Image shows the oldest burned-out stars in our Milky Way Galaxy. (NASA)

Artist’s concept illustrates a young, red dwarf star surrounded by three planets. (NASA)

In Thailand, about one third of all provinces are affected. The image from the NASA’s Terra Spacecraft Shows Thailand Flooding. (NASA)

In visible light, the region resembles North America, but in this image infrared view from NASA’s Spitzer Space Telescope, the continent disappears. (NASA)

An infrared mosaic image represents the sharpest survey of the Galactic Center to date. (NASA)

The collision between the two parent galaxies producing a shockwave effect. (NASA)

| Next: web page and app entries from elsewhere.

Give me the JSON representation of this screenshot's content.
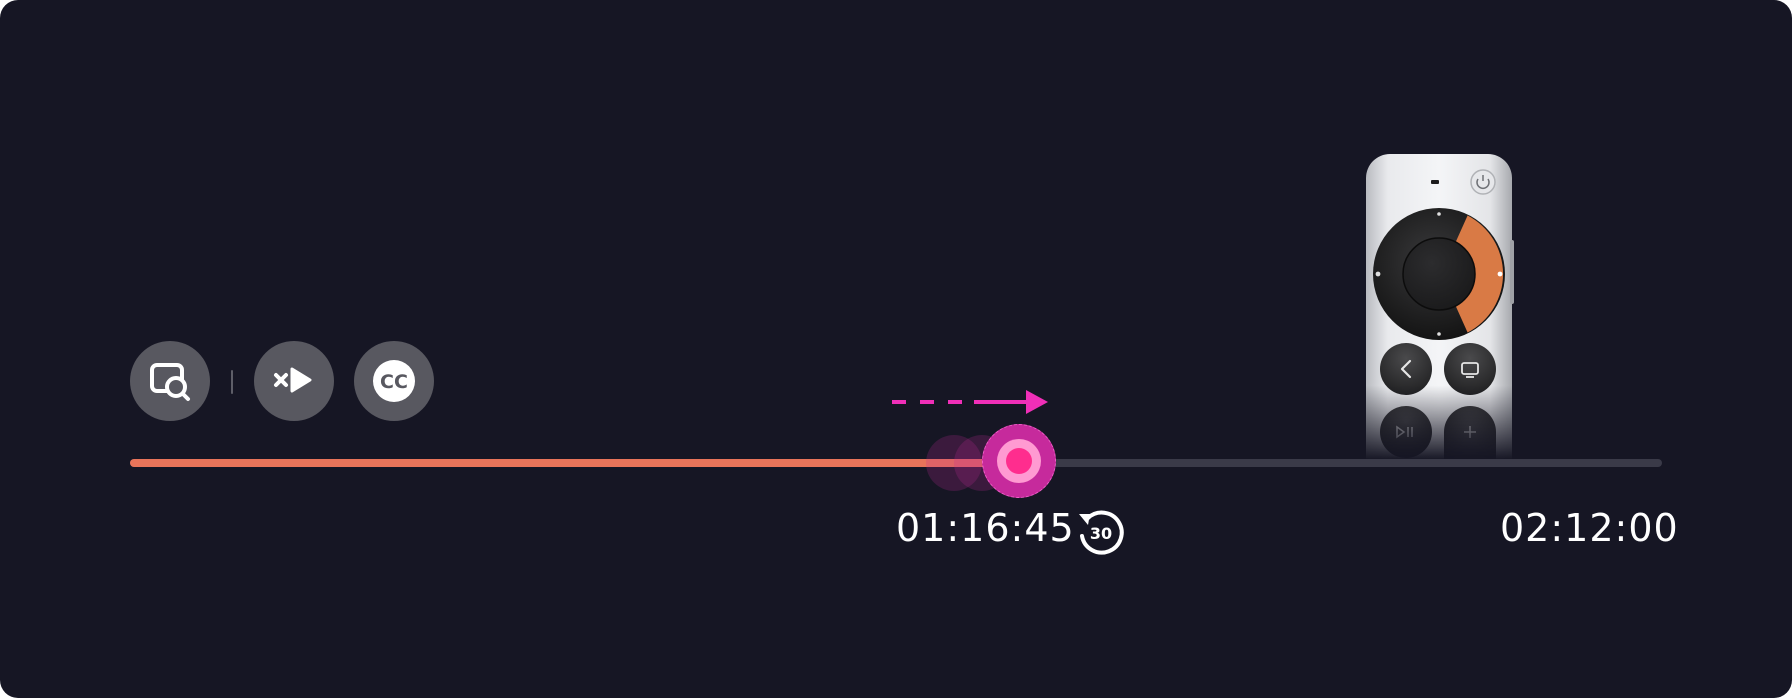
{
  "player": {
    "current_time": "01:16:45",
    "total_time": "02:12:00",
    "progress_fraction": 0.58,
    "skip_back_label": "30"
  },
  "controls": {
    "buttons": [
      {
        "icon": "scene-search-icon"
      },
      {
        "icon": "skip-intro-icon"
      },
      {
        "icon": "closed-captions-icon",
        "label": "CC"
      }
    ]
  },
  "colors": {
    "background": "#161624",
    "progress": "#e8745a",
    "track": "#3a3a48",
    "scrubber": "#c62a9c",
    "arrow": "#f02fb8",
    "remote_highlight": "#d97a45"
  }
}
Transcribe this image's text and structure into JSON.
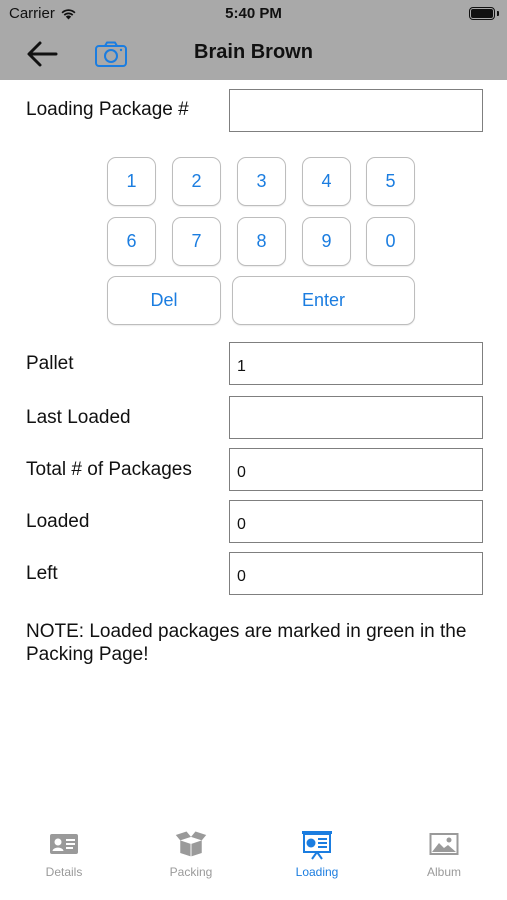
{
  "status": {
    "carrier": "Carrier",
    "time": "5:40 PM"
  },
  "nav": {
    "title": "Brain Brown",
    "back_icon": "arrow-left-icon",
    "camera_icon": "camera-icon"
  },
  "form": {
    "package_label": "Loading Package #",
    "package_value": "",
    "pallet_label": "Pallet",
    "pallet_value": "1",
    "last_loaded_label": "Last Loaded",
    "last_loaded_value": "",
    "total_label": "Total # of Packages",
    "total_value": "0",
    "loaded_label": "Loaded",
    "loaded_value": "0",
    "left_label": "Left",
    "left_value": "0"
  },
  "keypad": {
    "keys": [
      "1",
      "2",
      "3",
      "4",
      "5",
      "6",
      "7",
      "8",
      "9",
      "0"
    ],
    "del_label": "Del",
    "enter_label": "Enter"
  },
  "note": "NOTE: Loaded packages are marked in  green in the Packing Page!",
  "tabs": [
    {
      "label": "Details",
      "icon": "id-card-icon",
      "active": false
    },
    {
      "label": "Packing",
      "icon": "box-icon",
      "active": false
    },
    {
      "label": "Loading",
      "icon": "presentation-board-icon",
      "active": true
    },
    {
      "label": "Album",
      "icon": "photo-icon",
      "active": false
    }
  ],
  "colors": {
    "accent": "#1b7de0",
    "nav_bg": "#a9a9a9",
    "tab_inactive": "#9a9a9a"
  }
}
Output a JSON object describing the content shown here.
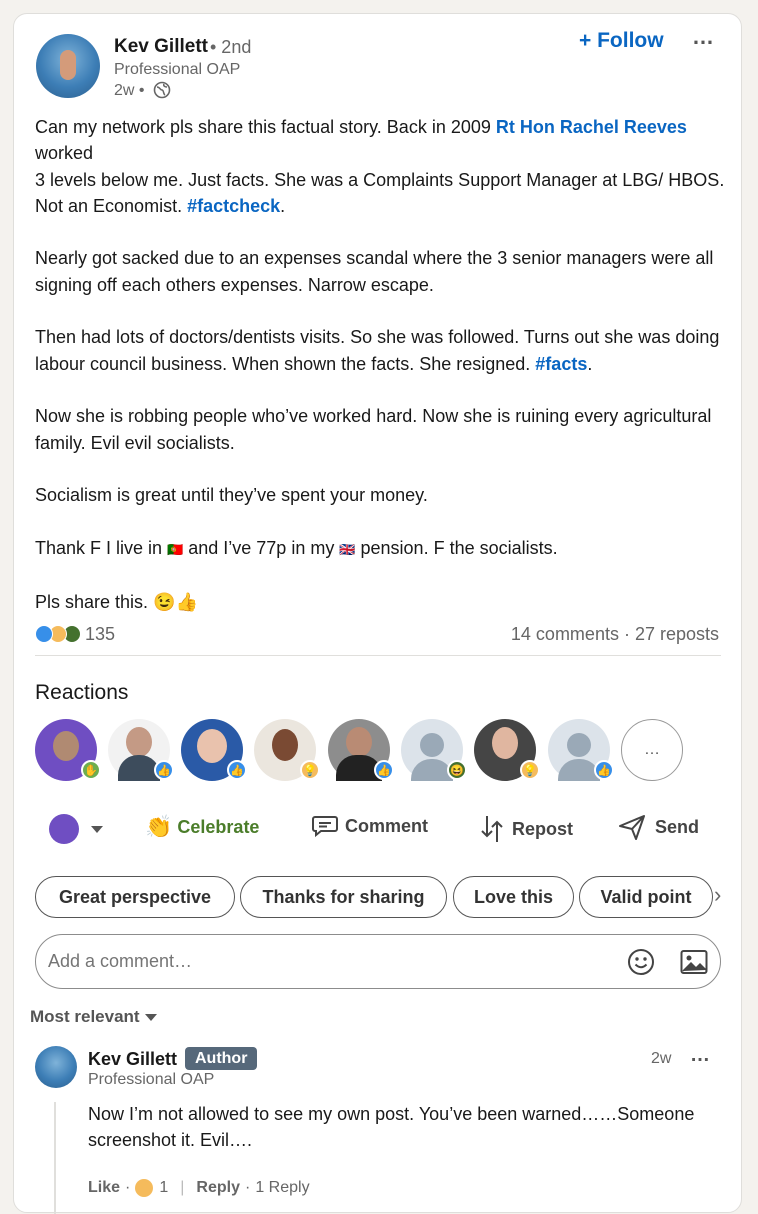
{
  "post": {
    "author": {
      "name": "Kev Gillett",
      "degree": "• 2nd",
      "headline": "Professional OAP",
      "time": "2w •"
    },
    "follow_label": "+ Follow",
    "more_icon": "…",
    "text": {
      "p1_a": "Can my network pls share this factual story. Back in 2009 ",
      "p1_mention": "Rt Hon Rachel Reeves",
      "p1_b": " worked",
      "p1_c": "3 levels below me. Just facts. She was a Complaints Support Manager at LBG/ HBOS. Not an Economist. ",
      "p1_tag": "#factcheck",
      "p1_end": ".",
      "p2": "Nearly got sacked due to an expenses scandal where the 3 senior managers were all signing off each others expenses. Narrow escape.",
      "p3_a": "Then had lots of doctors/dentists visits. So she was followed. Turns out she was doing labour council business. When shown the facts. She resigned. ",
      "p3_tag": "#facts",
      "p3_end": ".",
      "p4": "Now she is robbing people who’ve worked hard. Now she is ruining every agricultural family. Evil evil socialists.",
      "p5": "Socialism is great until they’ve spent your money.",
      "p6_a": "Thank F I live in ",
      "p6_flag1": "🇵🇹",
      "p6_b": " and I’ve 77p in my ",
      "p6_flag2": "🇬🇧",
      "p6_c": " pension. F the socialists.",
      "p7": "Pls share this. 😉👍"
    },
    "reaction_count": "135",
    "comments_reposts": "14 comments · 27 reposts"
  },
  "reactions": {
    "title": "Reactions",
    "more_label": "…",
    "people": [
      {
        "badge": "clap",
        "color": "#6f4ec2"
      },
      {
        "badge": "like",
        "color": "#3d4c5c"
      },
      {
        "badge": "like",
        "color": "#2a5aa7"
      },
      {
        "badge": "insight",
        "color": "#c9b28f"
      },
      {
        "badge": "like",
        "color": "#3a3a3a"
      },
      {
        "badge": "funny",
        "color": "#c7d0da"
      },
      {
        "badge": "insight",
        "color": "#454545"
      },
      {
        "badge": "like",
        "color": "#c7d0da"
      }
    ]
  },
  "actions": {
    "celebrate": "Celebrate",
    "comment": "Comment",
    "repost": "Repost",
    "send": "Send",
    "celebrate_color": "#4b7d2a"
  },
  "suggestions": [
    "Great perspective",
    "Thanks for sharing",
    "Love this",
    "Valid point"
  ],
  "comment_box": {
    "placeholder": "Add a comment…"
  },
  "sort_label": "Most relevant",
  "comments": [
    {
      "name": "Kev Gillett",
      "badge": "Author",
      "headline": "Professional OAP",
      "time": "2w",
      "text": "Now I’m not allowed to see my own post. You’ve been warned……Someone screenshot it. Evil….",
      "like_label": "Like",
      "reaction_count": "1",
      "reply_label": "Reply",
      "replies": "1 Reply"
    }
  ],
  "colors": {
    "link": "#0a66c2",
    "like": "#378fe9",
    "insight": "#f5bb5c",
    "celebrate": "#6dae4f"
  }
}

Image shows molecular cloud Cepheus B, located in our galaxy about 2,400 light years from the Earth. (NASA)

Image showing stellar infants that are lost behind dark clouds when viewed in visible light. (NASA)

The distorted shapes in the cluster are distant galaxies from which the light is bent by the gravitational pull of an invisible material called dark matter within the cluster of galaxies. (NASA)

The Carina Nebula is a star-forming region in the Sagittarius-Carina arm of the Milky Way that is 7,500 light years from Earth and the Chandra X-Ray Observatory has detected more than 14,000 stars in the region. (NASA)

Image shows what lies near the sword of the constellation Orion — an active stellar nursery containing thousands of young stars and developing protostars. (NASA)

Infrared images from NASA’s Spitzer Space Telescope and the Wide-field Infrared Survey Explorer, or WISE, when combined shows light from both the remnant itself and unrelated background light from our Milky Way galaxy. (NASA)

Thousands of sparkling young stars nestled within the giant nebula NGC 3603. (NASA)

An arc of light illuminates the pre-dawn sky at Vandenberg Air Force Base, Calif., as a Delta II rocket launches with the NPOESS Preparatory Project (NPP) spacecraft payload. (NASA)

Image shows flows that appear in spring and summer on a slope inside Mars’ Newton Crater. (NASA)

NASA Extreme Environment Mission Operations. Various translation techniques are being tested during this 13-day NEEMO mission. (NASA)

Astronaut Alan L. Bean, Lunar Module pilot, pauses near a tool carrier during the Apollo 12 spacewalk on the moon’s surface. Commander Charles Conrad, Jr., who took the black-and-white photo, is reflected in Bean’s helmet visor. (NASA)

Leave Your Comment Below:

More Inspiring Stories: